While it’s encouraging that governments are starting to take notice in broad-stroke procedures and educational resources, the impact isn’t felt as much in the classroom.
The International Association of Literacy conducted a survey of literacy professionals and leaders in over 91 countries. In total, over 2,000 responded.
Of all the topics regarding literacy, professional learning and development was the most important theme among literacy coaches, specialists, and classroom teachers. Other important topics included early literacy, equity in literacy education, and teacher preparation.[i]
By equipping teachers and educators with as many tools as possible, we can help ensure that every student is given the opportunity to learn in a manner that’s best for them.
You might be thinking, “That seems like a lot of information and not a lot of direction.” Congratulations! You’ve just gotten to the heart of the global literacy crisis.
Because education policies are made at a district level, it leaves room for drastically different curriculum and teaching styles across city, state, and country lines.
The effective styles all understand three things:
- The path to literacy is developmental
- Becoming literate is a multi-sensory process where students are active learners
- Students take individual and multiple paths in their learning
By fully understanding these principles, it opens the way for teachers to develop their knowledge of each student’s learning profile and how to track their steps to literacy.

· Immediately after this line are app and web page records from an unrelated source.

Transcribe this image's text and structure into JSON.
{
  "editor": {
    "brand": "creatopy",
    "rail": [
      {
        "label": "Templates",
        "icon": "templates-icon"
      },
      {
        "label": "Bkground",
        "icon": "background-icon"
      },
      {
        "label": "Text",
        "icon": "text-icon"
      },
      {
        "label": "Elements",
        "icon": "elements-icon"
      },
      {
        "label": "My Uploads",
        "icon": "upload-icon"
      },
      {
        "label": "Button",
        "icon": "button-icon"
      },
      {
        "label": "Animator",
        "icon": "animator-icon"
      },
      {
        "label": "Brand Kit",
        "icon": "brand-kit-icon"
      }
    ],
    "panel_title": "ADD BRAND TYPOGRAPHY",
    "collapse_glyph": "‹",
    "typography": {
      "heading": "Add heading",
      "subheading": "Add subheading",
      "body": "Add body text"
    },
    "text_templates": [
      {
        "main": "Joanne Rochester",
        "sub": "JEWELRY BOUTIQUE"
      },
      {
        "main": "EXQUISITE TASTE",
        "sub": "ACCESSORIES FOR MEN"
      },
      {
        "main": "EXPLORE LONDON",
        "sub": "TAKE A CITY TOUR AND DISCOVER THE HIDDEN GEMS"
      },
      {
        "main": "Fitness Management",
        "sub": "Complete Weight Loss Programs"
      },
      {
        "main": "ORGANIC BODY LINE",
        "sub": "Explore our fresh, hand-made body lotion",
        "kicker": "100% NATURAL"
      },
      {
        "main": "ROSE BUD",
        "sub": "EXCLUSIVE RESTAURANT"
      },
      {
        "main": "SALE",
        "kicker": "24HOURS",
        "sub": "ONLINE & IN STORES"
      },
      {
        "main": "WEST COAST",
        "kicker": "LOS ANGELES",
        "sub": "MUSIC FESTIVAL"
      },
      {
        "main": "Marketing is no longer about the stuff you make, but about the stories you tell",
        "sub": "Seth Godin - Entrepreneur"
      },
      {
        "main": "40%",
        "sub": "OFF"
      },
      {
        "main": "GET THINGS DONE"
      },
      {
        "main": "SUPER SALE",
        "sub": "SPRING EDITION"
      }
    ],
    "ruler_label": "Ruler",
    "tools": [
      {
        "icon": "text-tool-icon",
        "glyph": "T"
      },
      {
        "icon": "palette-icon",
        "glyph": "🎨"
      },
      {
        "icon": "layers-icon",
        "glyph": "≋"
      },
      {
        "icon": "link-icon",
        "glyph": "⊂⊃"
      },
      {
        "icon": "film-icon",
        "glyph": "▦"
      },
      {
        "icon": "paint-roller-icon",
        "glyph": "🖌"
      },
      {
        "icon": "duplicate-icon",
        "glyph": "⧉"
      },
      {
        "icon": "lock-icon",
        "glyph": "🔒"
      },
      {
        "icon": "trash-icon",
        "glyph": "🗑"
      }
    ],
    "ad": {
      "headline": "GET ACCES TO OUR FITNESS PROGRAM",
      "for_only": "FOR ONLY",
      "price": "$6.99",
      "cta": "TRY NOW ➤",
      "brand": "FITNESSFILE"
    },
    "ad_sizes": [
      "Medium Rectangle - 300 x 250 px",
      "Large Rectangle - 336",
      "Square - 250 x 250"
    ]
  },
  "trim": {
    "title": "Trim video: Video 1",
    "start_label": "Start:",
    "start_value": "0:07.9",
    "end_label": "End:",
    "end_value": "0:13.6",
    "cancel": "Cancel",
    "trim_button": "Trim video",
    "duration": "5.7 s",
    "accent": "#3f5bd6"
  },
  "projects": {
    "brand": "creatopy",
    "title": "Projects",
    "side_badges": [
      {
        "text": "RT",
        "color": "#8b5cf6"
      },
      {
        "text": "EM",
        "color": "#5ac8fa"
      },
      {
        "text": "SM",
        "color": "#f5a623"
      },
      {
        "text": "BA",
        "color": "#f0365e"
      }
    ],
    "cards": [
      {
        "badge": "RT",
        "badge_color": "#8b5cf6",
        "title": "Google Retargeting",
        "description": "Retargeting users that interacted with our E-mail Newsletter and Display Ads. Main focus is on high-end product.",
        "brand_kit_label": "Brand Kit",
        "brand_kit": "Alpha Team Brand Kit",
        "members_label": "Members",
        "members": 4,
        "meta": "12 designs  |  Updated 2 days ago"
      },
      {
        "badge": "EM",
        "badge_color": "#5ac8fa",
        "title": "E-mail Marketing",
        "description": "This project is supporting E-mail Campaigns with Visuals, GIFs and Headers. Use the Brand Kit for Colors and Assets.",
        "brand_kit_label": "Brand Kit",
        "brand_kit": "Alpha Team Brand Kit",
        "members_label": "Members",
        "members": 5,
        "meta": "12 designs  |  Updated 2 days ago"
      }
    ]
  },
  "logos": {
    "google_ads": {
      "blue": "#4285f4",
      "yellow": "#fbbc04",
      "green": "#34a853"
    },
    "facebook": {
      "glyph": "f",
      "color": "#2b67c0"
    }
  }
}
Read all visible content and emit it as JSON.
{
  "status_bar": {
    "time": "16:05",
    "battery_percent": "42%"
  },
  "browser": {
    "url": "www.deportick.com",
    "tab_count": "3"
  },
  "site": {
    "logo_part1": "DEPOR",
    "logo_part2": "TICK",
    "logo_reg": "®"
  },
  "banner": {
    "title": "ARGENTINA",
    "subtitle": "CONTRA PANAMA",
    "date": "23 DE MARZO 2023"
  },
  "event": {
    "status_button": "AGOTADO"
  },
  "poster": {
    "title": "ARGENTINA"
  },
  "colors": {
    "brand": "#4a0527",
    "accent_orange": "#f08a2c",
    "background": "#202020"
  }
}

By doing this, teachers and literacy coaches can strategically analyze and use that information to guide students learning. To do this, however, policymakers and school districts need to start looking at teachers as our greatest resources.
Without proper training and development, teachers cannot be expected to live up to the standard of “No Child Left Behind”. In many educational settings, a more fitting motto would be “Better Keep Up”.
In our next series of blogs, we will take an in-depth look at effective literacy strategies and how you can implement them in your classroom.
IMSE believes that all children should be able to read. To achieve this end, IMSE wants to bring Orton-Gillingham to all educators to give children the best literacy instruction possible.
Learn more about what you can do to improve literacy for all using the Institute for Multi-Sensory Education’s Orton-Gillingham training.
Please connect with us on Facebook, Twitter, and Pinterest to get tips and tricks from your peers and us. Read the IMSE Journal to hear success stories from other schools and districts.
[i] United Nations. (2019). Sustainable Development Goals: 2019 Report. (https://www.un.org/sustainabledevelopment/education/)
[ii] World Atlas. (2018, September 14). List of Countries By Literacy Rate. (https://www.worldatlas.com/articles/the-highest-literacy-rates-in-the-world.html)
[i] American Journal of Public Health. (2010). Health Literacy: Confronting a National Public Health Problem. (https://www.apha.org/policies-and-advocacy/public-health-policy-statements/policy-database/2014/07/09/08/00/health-literacy-confronting-a-national-public-health-problem)
[ii] National Council for Adult Learning. (2015). Adult Education Facts That Demand Priority Attention. (http://www.ncalamerica.org/AdultEDFacts&Figures1215.pdf)
[iii] Michigan Radio. (2019). Michigan Reading law would hold back almost 5,000 third graders if took effect today. (https://www.michiganradio.org/post/michigan-reading-law-would-hold-back-almost-5000-third-graders-if-took-effect-today)
[i] Organization for Economic Cooperation and Development. (2018) Education at a Glance 2018: OECD Indicators. (http://www.cnedu.pt/content/noticias/internacional/Education_at_a_glance_2018.pdf)
[i] International Literacy Association. (2018). What’s Hot in Literacy Report. (https://www.literacyworldwide.org/docs/default-source/resource-documents/whats-hot-2018-report.pdf)